[Items from an interface collection]
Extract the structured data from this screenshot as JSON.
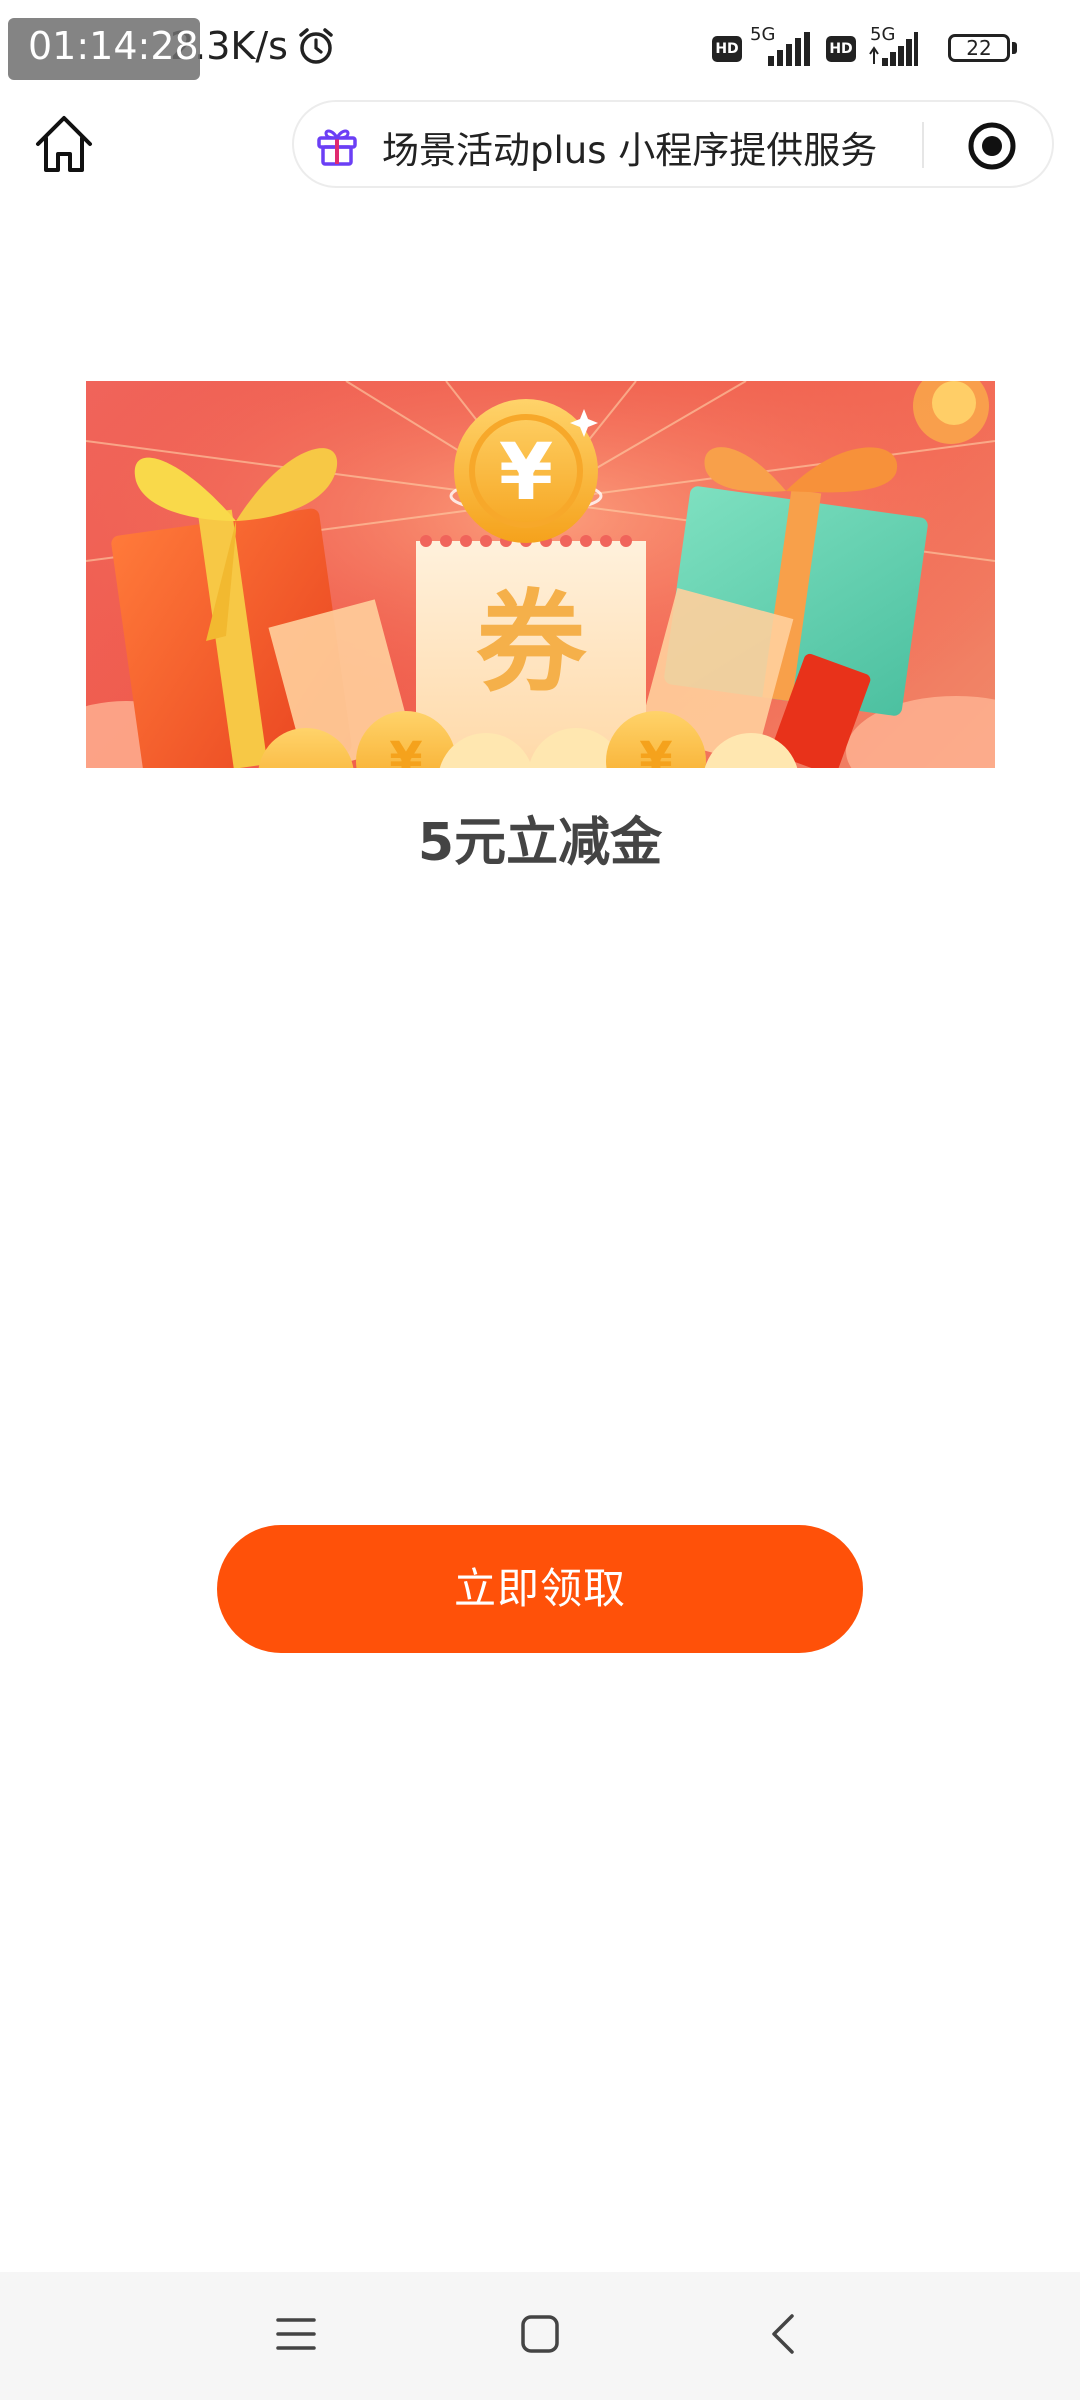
{
  "status_bar": {
    "time": "01:14:28",
    "net_speed": "2.3K/s",
    "hd_label": "HD",
    "network_label": "5G",
    "battery": "22",
    "icons": [
      "alarm-icon",
      "hd-icon",
      "signal-icon",
      "battery-icon"
    ]
  },
  "header": {
    "home_icon": "home-icon",
    "capsule": {
      "icon": "gift-icon",
      "text": "场景活动plus 小程序提供服务",
      "right_icon": "record-icon"
    }
  },
  "banner": {
    "coupon_char": "券",
    "currency_symbol": "¥"
  },
  "main": {
    "title": "5元立减金",
    "claim_button": "立即领取"
  },
  "nav_bar": {
    "icons": [
      "menu-icon",
      "home-square-icon",
      "back-icon"
    ]
  },
  "colors": {
    "accent": "#ff5109",
    "banner_red": "#ef5a4a",
    "title_gray": "#444444"
  }
}
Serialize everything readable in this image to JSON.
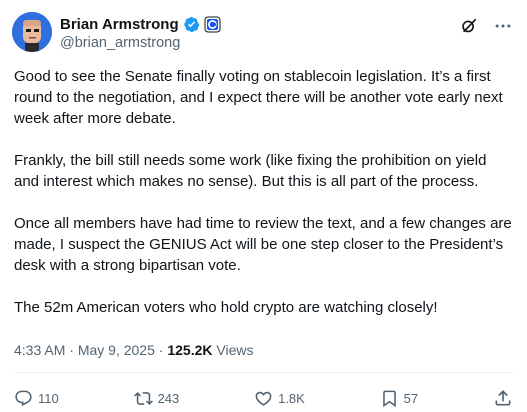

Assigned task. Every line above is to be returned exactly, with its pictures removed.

Written response.
Extract the structured data from this screenshot as JSON.
{
  "status_bar": {
    "time": "01:14:28",
    "net_speed": "2.3K/s",
    "hd_label": "HD",
    "network_label": "5G",
    "battery": "22",
    "icons": [
      "alarm-icon",
      "hd-icon",
      "signal-icon",
      "battery-icon"
    ]
  },
  "header": {
    "home_icon": "home-icon",
    "capsule": {
      "icon": "gift-icon",
      "text": "场景活动plus 小程序提供服务",
      "right_icon": "record-icon"
    }
  },
  "banner": {
    "coupon_char": "券",
    "currency_symbol": "¥"
  },
  "main": {
    "title": "5元立减金",
    "claim_button": "立即领取"
  },
  "nav_bar": {
    "icons": [
      "menu-icon",
      "home-square-icon",
      "back-icon"
    ]
  },
  "colors": {
    "accent": "#ff5109",
    "banner_red": "#ef5a4a",
    "title_gray": "#444444"
  }
}
Serialize everything readable in this image to JSON.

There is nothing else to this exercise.